1080p, also known as Full HD or FHD (full high definition), is a ubiquitous display resolution of 1920 x 1080 pixels. Resolution explains how many pixels a display has in width x height format, and the more pixels, the sharper the image looks.
Many of today's PC monitors, gaming laptops and TVs come in 1080p resolution. And for gaming or a modern computing experience, this is the lowest resolution considered acceptable. While gaming at higher resolutions of 1440p or 4K offer more realistic experiences, they require a powerful graphics card, so gaming at 1080p is still prevalent among today's mainstream gamers.
Don't be fooled when you hear the term "high definition" or HD without "F" or the word "Full" in front of it. Plain old HD resolution is lower (and, therefore, less sharp) at 1280 x 720 pixels or, in the case of most PCs, 1366 x 768. Neither FHD nor HD is particularly sharp by today's standards with 1440p and 4K getting increasingly popular, but they're considered high definition because they're better than old-fashioned Standard Definition (SD), which is typically 640 x 480.
Common Monitor Resolutions
|5K||5120 x 2880|
|4K||3840 x 2160 (typical monitor resolution); 4096 x 2160 (official cinema resolution)|
|Ultra HD (UHD)||3840 x 2160|
|QHD aka WQHD aka 1440p||2560 x 1440|

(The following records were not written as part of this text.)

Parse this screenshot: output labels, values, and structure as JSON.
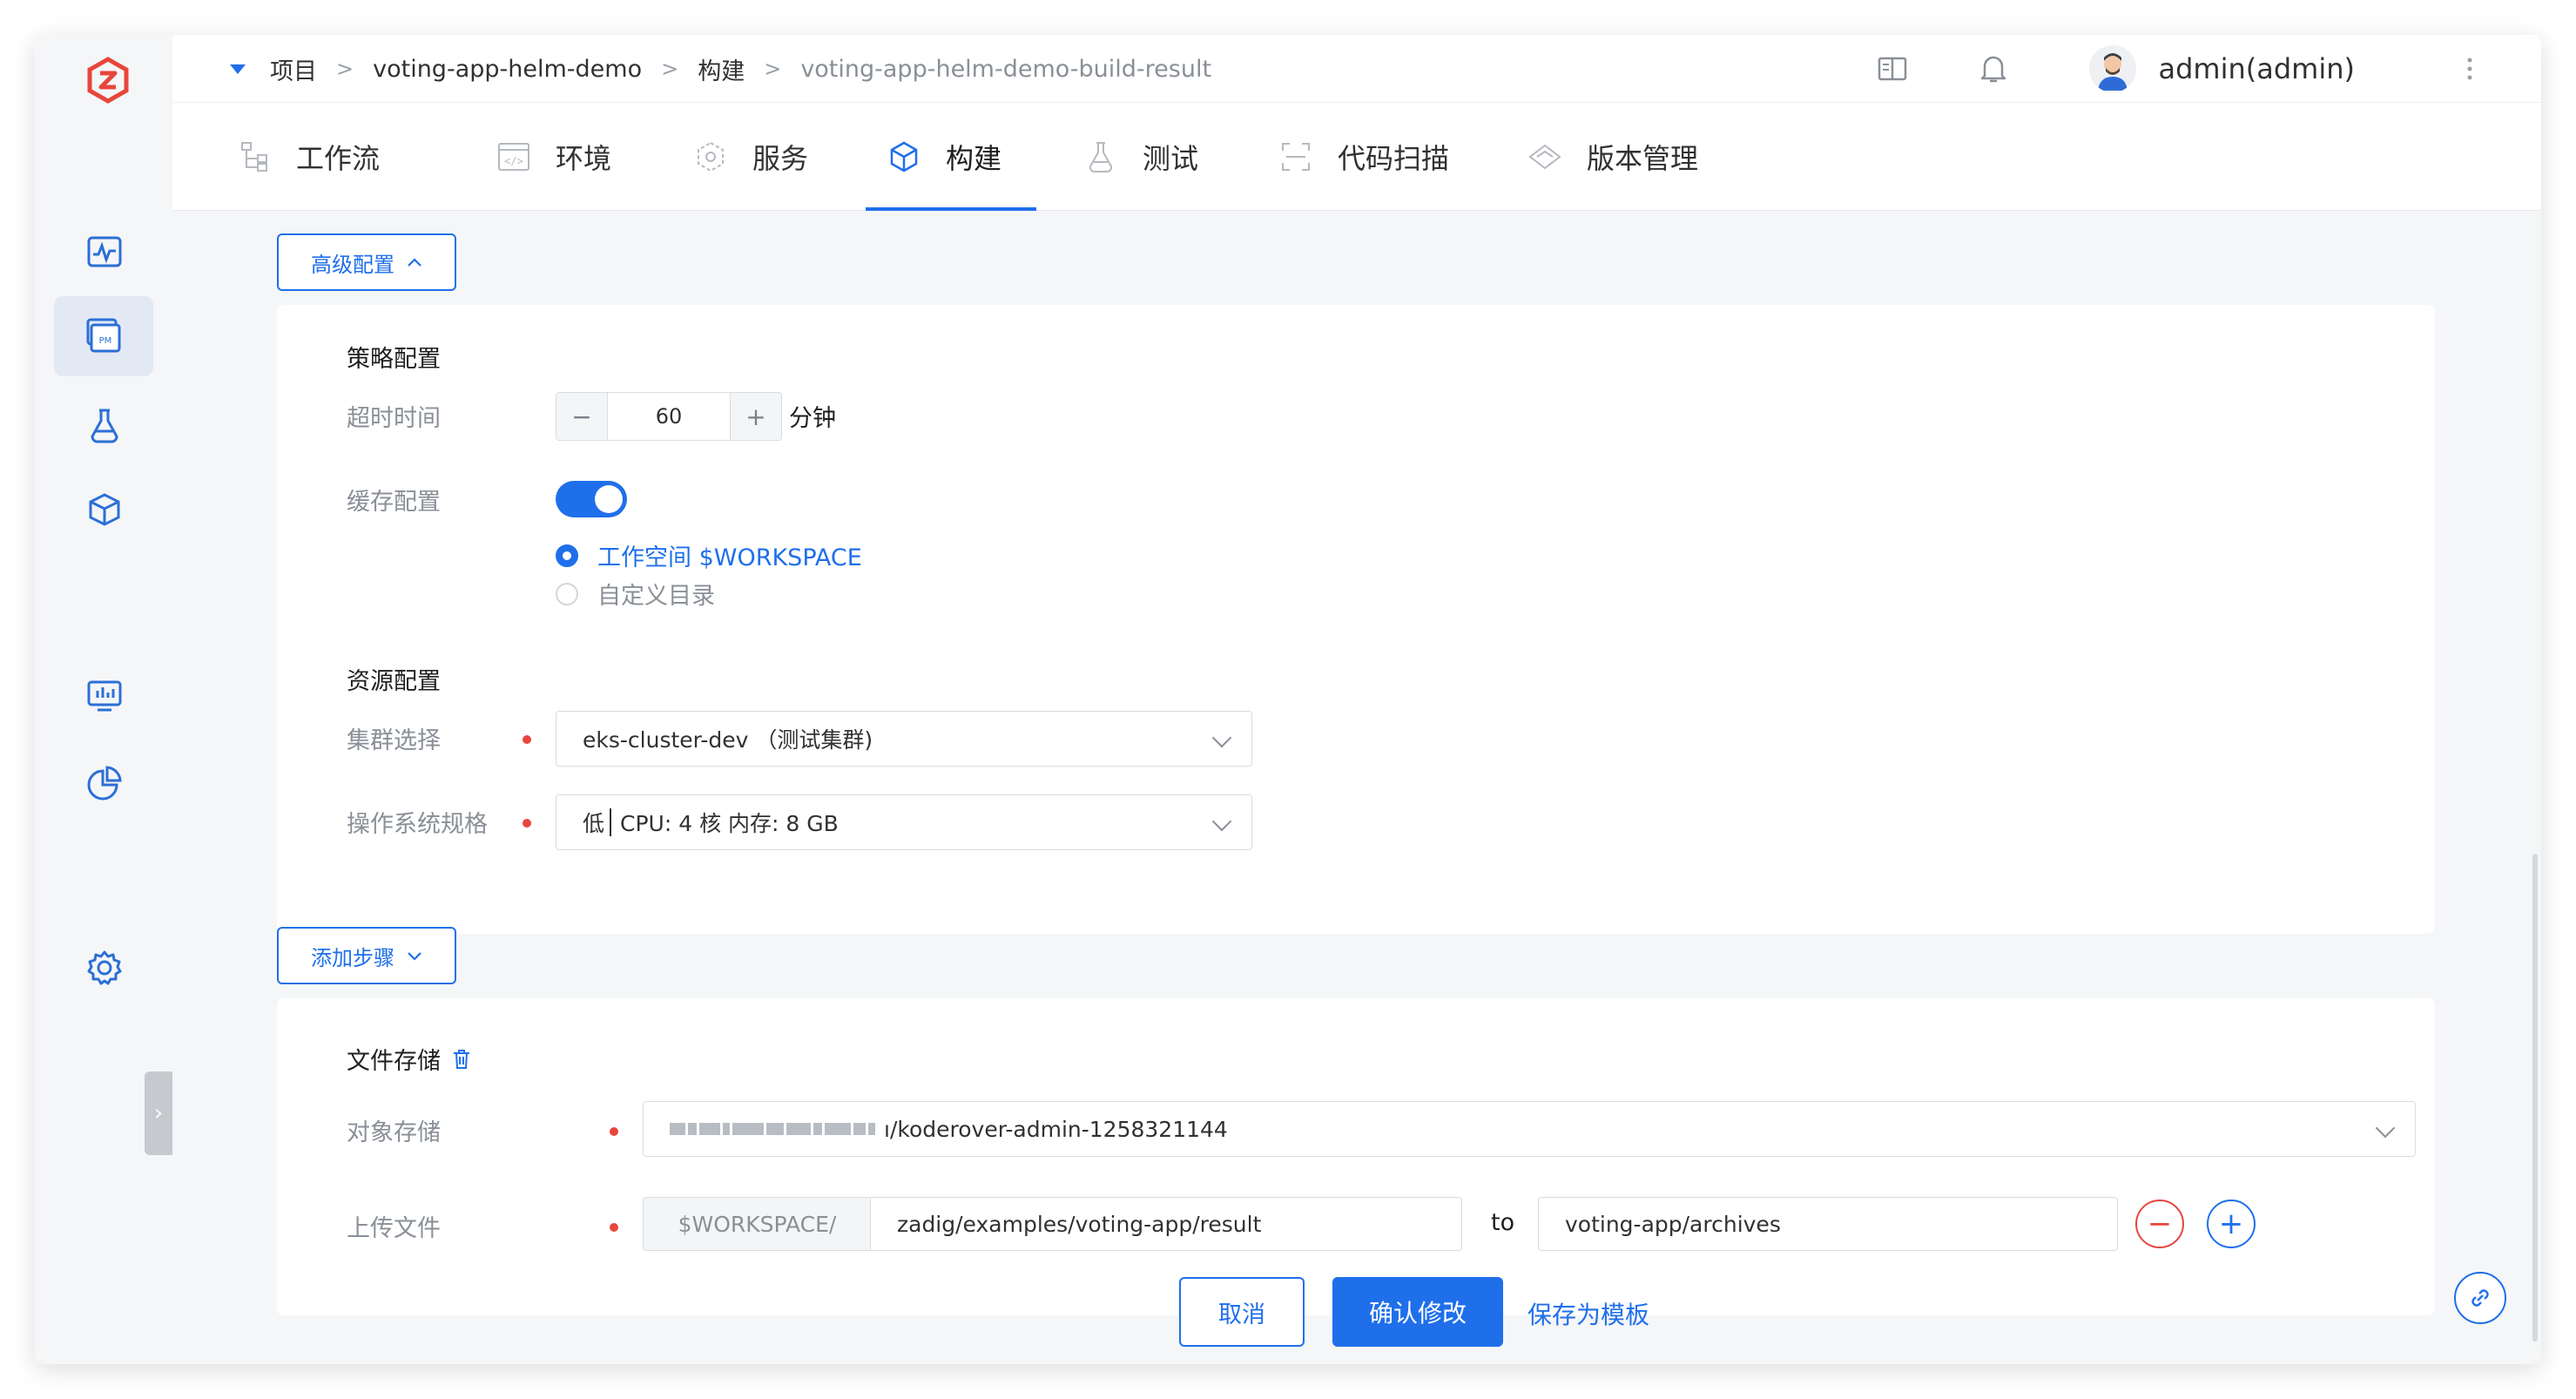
{
  "breadcrumb": {
    "items": [
      "项目",
      "voting-app-helm-demo",
      "构建",
      "voting-app-helm-demo-build-result"
    ],
    "separator": ">"
  },
  "header": {
    "user_name": "admin(admin)"
  },
  "tabs": [
    {
      "label": "工作流",
      "icon": "workflow-icon"
    },
    {
      "label": "环境",
      "icon": "environment-icon"
    },
    {
      "label": "服务",
      "icon": "service-icon"
    },
    {
      "label": "构建",
      "icon": "build-icon",
      "active": true
    },
    {
      "label": "测试",
      "icon": "test-flask-icon"
    },
    {
      "label": "代码扫描",
      "icon": "code-scan-icon"
    },
    {
      "label": "版本管理",
      "icon": "version-icon"
    }
  ],
  "advanced": {
    "toggle_label": "高级配置",
    "strategy_title": "策略配置",
    "timeout_label": "超时时间",
    "timeout_value": "60",
    "timeout_unit": "分钟",
    "cache_label": "缓存配置",
    "cache_enabled": true,
    "cache_options": [
      "工作空间 $WORKSPACE",
      "自定义目录"
    ],
    "cache_selected": "工作空间 $WORKSPACE",
    "resource_title": "资源配置",
    "cluster_label": "集群选择",
    "cluster_value": "eks-cluster-dev （测试集群)",
    "os_label": "操作系统规格",
    "os_level": "低",
    "os_spec": "CPU: 4 核 内存: 8 GB"
  },
  "add_step": {
    "label": "添加步骤"
  },
  "file_storage": {
    "title": "文件存储",
    "object_storage_label": "对象存储",
    "object_storage_value": "ı/koderover-admin-1258321144",
    "upload_label": "上传文件",
    "upload_prefix": "$WORKSPACE/",
    "upload_source": "zadig/examples/voting-app/result",
    "to_label": "to",
    "upload_dest": "voting-app/archives",
    "remove_symbol": "−",
    "add_symbol": "+"
  },
  "actions": {
    "cancel": "取消",
    "confirm": "确认修改",
    "save_template": "保存为模板"
  },
  "colors": {
    "primary": "#1f6feb",
    "danger": "#e8463c",
    "logo": "#e8463c"
  }
}
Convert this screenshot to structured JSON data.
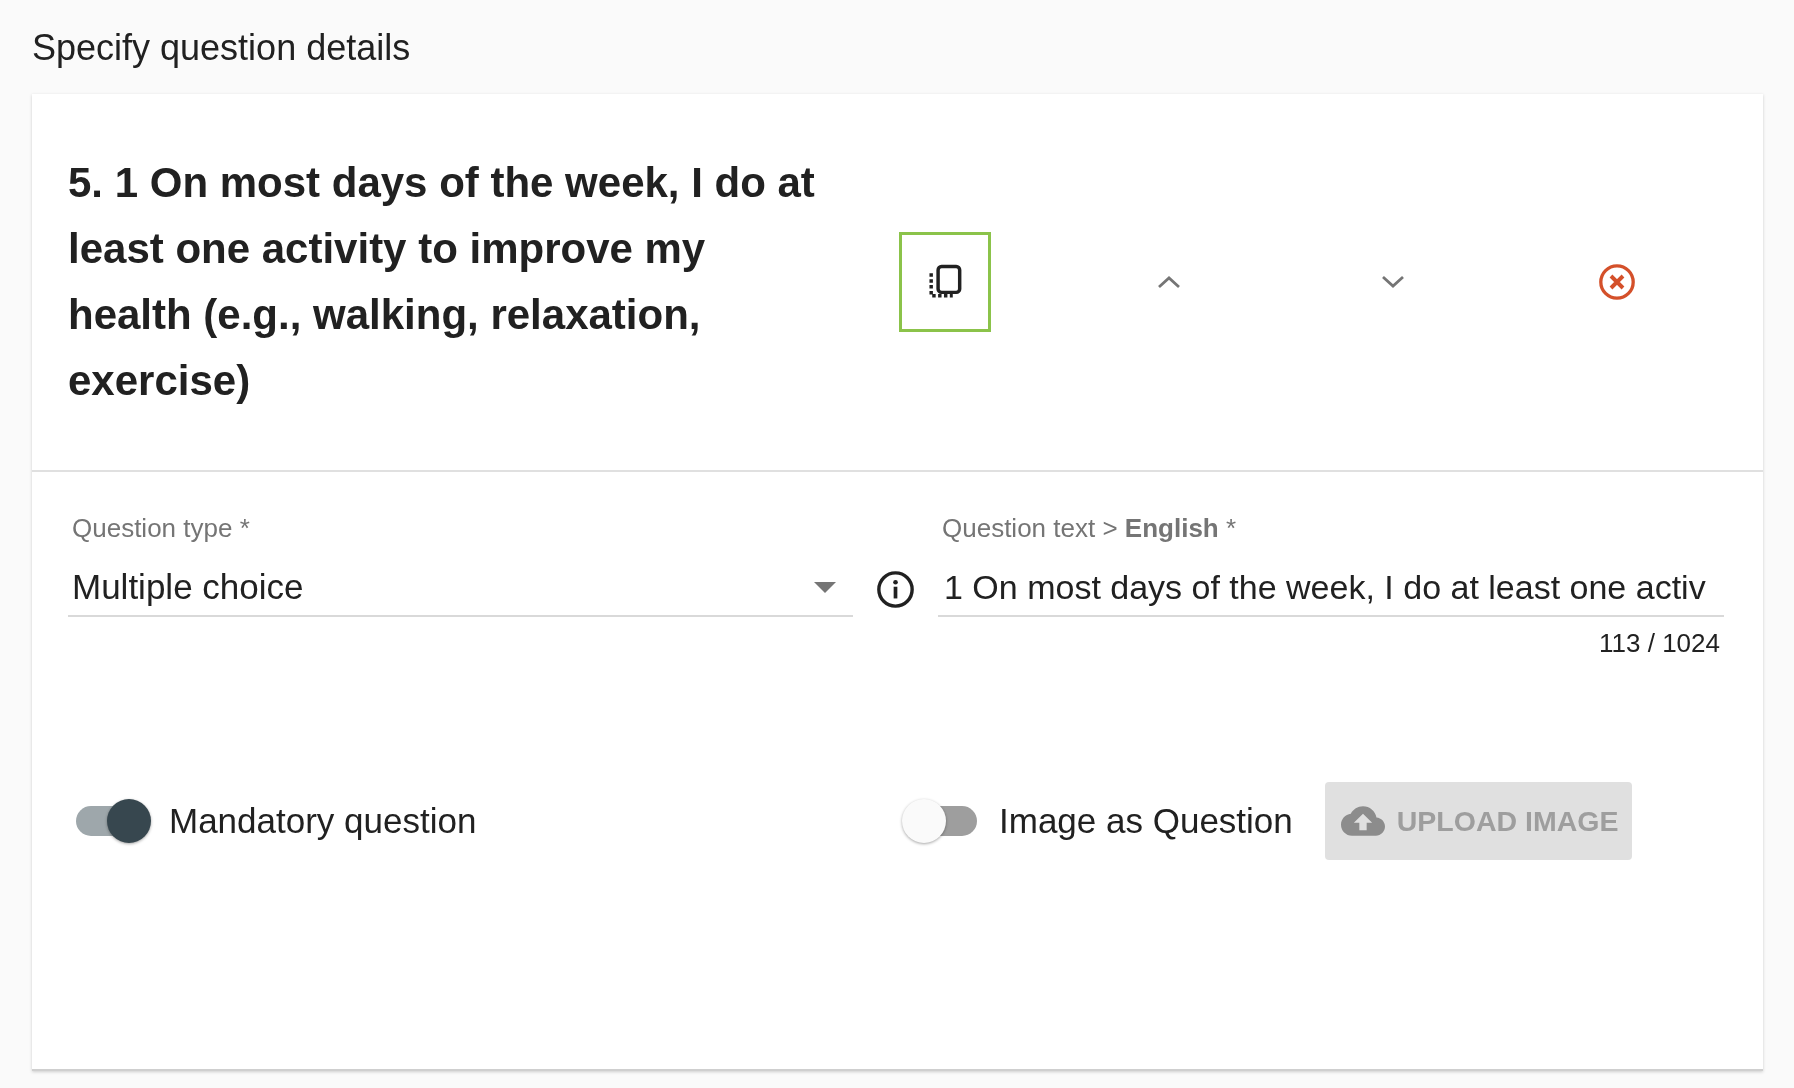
{
  "page_title": "Specify question details",
  "question": {
    "title": "5. 1 On most days of the week, I do at least one activity to improve my health (e.g., walking, relaxation, exercise)",
    "actions": [
      {
        "kind": "duplicate",
        "highlighted": true
      },
      {
        "kind": "move_up",
        "highlighted": false
      },
      {
        "kind": "move_down",
        "highlighted": false
      },
      {
        "kind": "delete",
        "highlighted": false
      }
    ],
    "question_type": {
      "label": "Question type *",
      "value": "Multiple choice"
    },
    "question_text": {
      "label": "Question text > **English** *",
      "value": "1 On most days of the week, I do at least one activ",
      "counter": "113 / 1024"
    },
    "toggles": [
      {
        "label": "Mandatory question",
        "on": true
      },
      {
        "label": "Image as Question",
        "on": false
      }
    ],
    "upload_button": {
      "label": "UPLOAD IMAGE",
      "disabled": true
    }
  }
}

|2K||2560 x 1440 (typical monitor resolution); 2048 x 1080 (official cinema resolution)|
|WUXGA||1920 x 1200|
|1080p aka Full HD aka FHD||1920 x 1080|
|HD aka 720p||1280 x 720|
This article is part of the Tom's Hardware Glossary.
Stay on the Cutting Edge
Join the experts who read Tom's Hardware for the inside track on enthusiast PC tech news — and have for over 25 years. We'll send breaking news and in-depth reviews of CPUs, GPUs, AI, maker hardware and more straight to your inbox.
Scharon Harding has a special affinity for gaming peripherals (especially monitors), laptops and virtual reality. Previously, she covered business technology, including hardware, software, cyber security, cloud and other IT happenings, at Channelnomics, with bylines at CRN UK.